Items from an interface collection

################

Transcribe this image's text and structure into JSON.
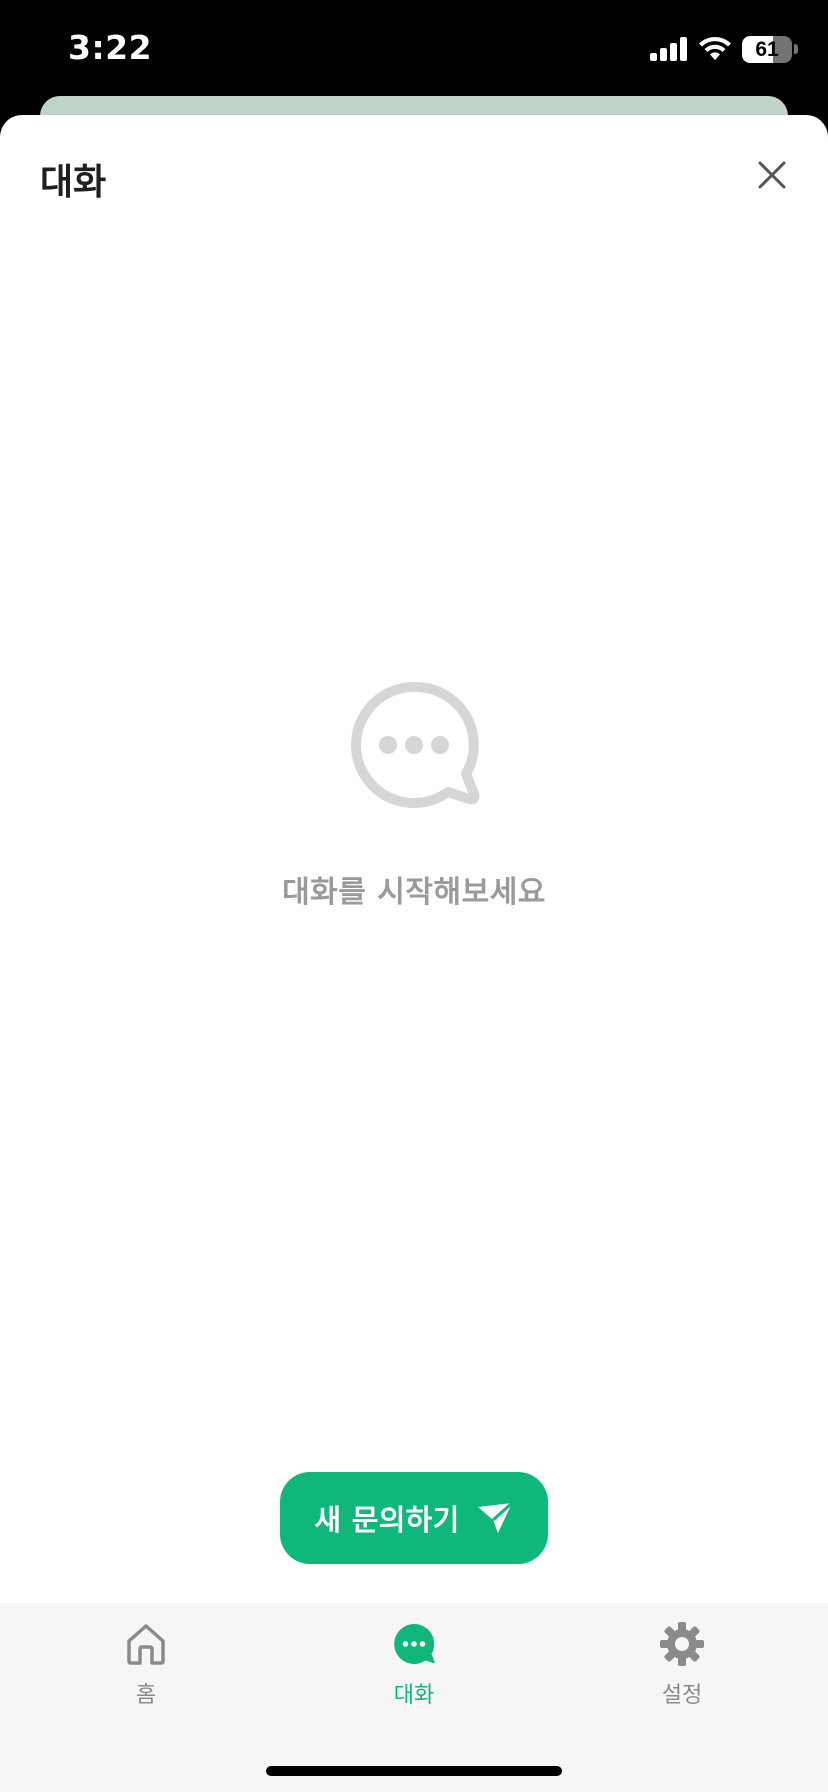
{
  "status_bar": {
    "time": "3:22",
    "battery_level": "61"
  },
  "sheet": {
    "title": "대화",
    "empty_message": "대화를 시작해보세요",
    "new_inquiry_label": "새 문의하기"
  },
  "tabs": [
    {
      "label": "홈",
      "icon": "home-icon",
      "active": false
    },
    {
      "label": "대화",
      "icon": "chat-bubble-icon",
      "active": true
    },
    {
      "label": "설정",
      "icon": "gear-icon",
      "active": false
    }
  ],
  "colors": {
    "accent": "#0fb87a",
    "empty_icon": "#d6d6d6",
    "inactive_tab": "#8a8a8a",
    "peek_card": "#bfd3c8"
  }
}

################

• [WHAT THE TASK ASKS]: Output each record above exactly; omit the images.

• [ANSWER SECTION]:
Transcribe this image's text and structure into JSON.
{
  "status_bar": {
    "time": "3:22",
    "battery_level": "61"
  },
  "sheet": {
    "title": "대화",
    "empty_message": "대화를 시작해보세요",
    "new_inquiry_label": "새 문의하기"
  },
  "tabs": [
    {
      "label": "홈",
      "icon": "home-icon",
      "active": false
    },
    {
      "label": "대화",
      "icon": "chat-bubble-icon",
      "active": true
    },
    {
      "label": "설정",
      "icon": "gear-icon",
      "active": false
    }
  ],
  "colors": {
    "accent": "#0fb87a",
    "empty_icon": "#d6d6d6",
    "inactive_tab": "#8a8a8a",
    "peek_card": "#bfd3c8"
  }
}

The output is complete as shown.